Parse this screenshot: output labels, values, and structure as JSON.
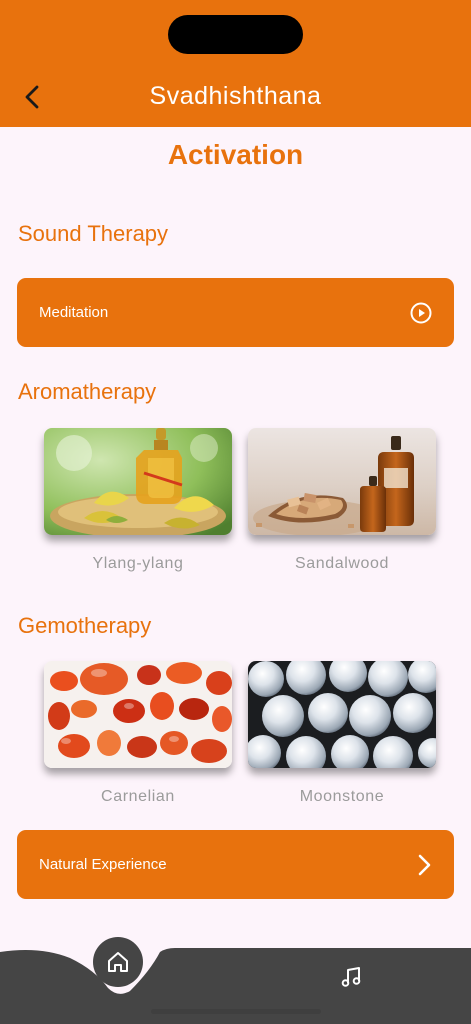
{
  "header": {
    "title": "Svadhishthana",
    "back_icon": "chevron-left-icon"
  },
  "page": {
    "title": "Activation"
  },
  "sound_therapy": {
    "title": "Sound Therapy",
    "button": {
      "label": "Meditation",
      "icon": "play-circle-icon"
    }
  },
  "aromatherapy": {
    "title": "Aromatherapy",
    "items": [
      {
        "label": "Ylang-ylang"
      },
      {
        "label": "Sandalwood"
      }
    ]
  },
  "gemotherapy": {
    "title": "Gemotherapy",
    "items": [
      {
        "label": "Carnelian"
      },
      {
        "label": "Moonstone"
      }
    ]
  },
  "natural_experience": {
    "label": "Natural Experience",
    "icon": "chevron-right-icon"
  },
  "bottom_nav": {
    "items": [
      {
        "icon": "home-icon"
      },
      {
        "icon": "music-note-icon"
      }
    ]
  },
  "colors": {
    "accent": "#e8720d",
    "background": "#fdf4fb",
    "nav": "#454545",
    "caption": "#9b9b9b"
  }
}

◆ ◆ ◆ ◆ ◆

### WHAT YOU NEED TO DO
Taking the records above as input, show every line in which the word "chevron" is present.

### WRITTEN REPLY
    "back_icon": "chevron-left-icon"
    "icon": "chevron-right-icon"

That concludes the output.